#### What you should do:
What is the number of lines in the following data that contain "images"? Answer with the number alone.

#### Data for this exercise:
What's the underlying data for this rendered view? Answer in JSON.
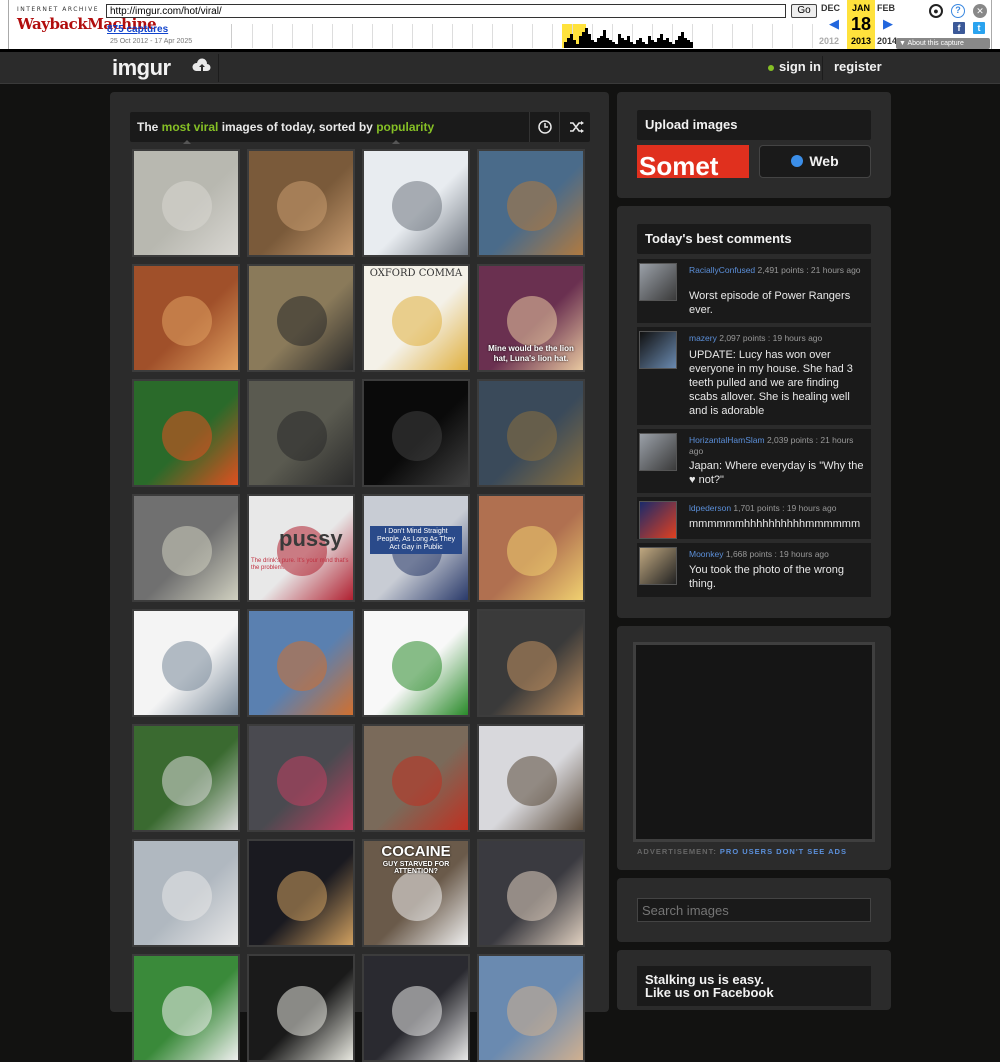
{
  "wayback": {
    "logo_top": "INTERNET ARCHIVE",
    "logo_main": "WaybackMachine",
    "url": "http://imgur.com/hot/viral/",
    "go": "Go",
    "captures": "875 captures",
    "range": "25 Oct 2012 - 17 Apr 2025",
    "prev_month": "DEC",
    "cur_month": "JAN",
    "next_month": "FEB",
    "cur_day": "18",
    "prev_year": "2012",
    "cur_year": "2013",
    "next_year": "2014",
    "about": "▼ About this capture"
  },
  "header": {
    "logo": "imgur",
    "signin": "sign in",
    "register": "register"
  },
  "gallery": {
    "title_pre": "The ",
    "title_hl1": "most viral",
    "title_mid": " images of today, sorted by ",
    "title_hl2": "popularity",
    "thumbs": [
      {
        "bg": "#b8b8b0",
        "fg": "#d9d7d2"
      },
      {
        "bg": "#7a5a3a",
        "fg": "#c89c70"
      },
      {
        "bg": "#e8ecf0",
        "fg": "#6f7680"
      },
      {
        "bg": "#4a6b8a",
        "fg": "#b07a40"
      },
      {
        "bg": "#a0502a",
        "fg": "#e0a060"
      },
      {
        "bg": "#8a7a5a",
        "fg": "#2a2a2a"
      },
      {
        "bg": "#f4f1e8",
        "fg": "#e0b040"
      },
      {
        "bg": "#6a3050",
        "fg": "#e8c8a0"
      },
      {
        "bg": "#2a6a2a",
        "fg": "#e05020"
      },
      {
        "bg": "#5a5a50",
        "fg": "#2a2a2a"
      },
      {
        "bg": "#0a0a0a",
        "fg": "#404040"
      },
      {
        "bg": "#3a4a5a",
        "fg": "#8a7040"
      },
      {
        "bg": "#707070",
        "fg": "#d0d0c0"
      },
      {
        "bg": "#e8e8e8",
        "fg": "#b02030"
      },
      {
        "bg": "#c8ccd4",
        "fg": "#2a3a6a"
      },
      {
        "bg": "#b07050",
        "fg": "#f0d070"
      },
      {
        "bg": "#f4f4f4",
        "fg": "#7a8a9a"
      },
      {
        "bg": "#5a80b0",
        "fg": "#d07030"
      },
      {
        "bg": "#f8f8f8",
        "fg": "#2a8a2a"
      },
      {
        "bg": "#3a3a3a",
        "fg": "#c09060"
      },
      {
        "bg": "#3a6a30",
        "fg": "#d8d8d8"
      },
      {
        "bg": "#4a4a50",
        "fg": "#c04060"
      },
      {
        "bg": "#7a6a5a",
        "fg": "#c03020"
      },
      {
        "bg": "#d8d8dc",
        "fg": "#5a4a3a"
      },
      {
        "bg": "#b0b8c0",
        "fg": "#e8e8e8"
      },
      {
        "bg": "#1a1a20",
        "fg": "#d0a060"
      },
      {
        "bg": "#6a5a4a",
        "fg": "#f0f0f0"
      },
      {
        "bg": "#3a3a40",
        "fg": "#e0d0c0"
      },
      {
        "bg": "#3a8a3a",
        "fg": "#f0f0f0"
      },
      {
        "bg": "#1a1a1a",
        "fg": "#e8e8e0"
      },
      {
        "bg": "#2a2a30",
        "fg": "#e8e8e8"
      },
      {
        "bg": "#6a8ab0",
        "fg": "#d0b090"
      }
    ],
    "captions": {
      "t2": "OXFORD COMMA",
      "t7": "Mine would be the lion hat, Luna's lion hat.",
      "t13": "pussy",
      "t13b": "The drink's pure. It's your mind that's the problem.",
      "t14": "I Don't Mind Straight People, As Long As They Act Gay in Public",
      "t25": "COCAINE",
      "t25b": "GUY STARVED FOR ATTENTION?"
    }
  },
  "upload": {
    "title": "Upload images",
    "preview": "Somet",
    "web": "Web"
  },
  "comments": {
    "title": "Today's best comments",
    "items": [
      {
        "user": "RaciallyConfused",
        "meta": " 2,491 points : 21 hours ago",
        "text": "Worst episode of Power Rangers ever."
      },
      {
        "user": "mazery",
        "meta": " 2,097 points : 19 hours ago",
        "text": "UPDATE: Lucy has won over everyone in my house. She had 3 teeth pulled and we are finding scabs allover. She is healing well and is adorable"
      },
      {
        "user": "HorizantalHamSlam",
        "meta": " 2,039 points : 21 hours ago",
        "text": "Japan: Where everyday is \"Why the ♥ not?\""
      },
      {
        "user": "ldpederson",
        "meta": " 1,701 points : 19 hours ago",
        "text": "mmmmmmhhhhhhhhhhmmmmmm"
      },
      {
        "user": "Moonkey",
        "meta": " 1,668 points : 19 hours ago",
        "text": "You took the photo of the wrong thing."
      }
    ]
  },
  "ad": {
    "label": "ADVERTISEMENT: ",
    "link": "PRO USERS DON'T SEE ADS"
  },
  "search": {
    "placeholder": "Search images"
  },
  "facebook": {
    "line1": "Stalking us is easy.",
    "line2": "Like us on Facebook"
  }
}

#### Written answer:
3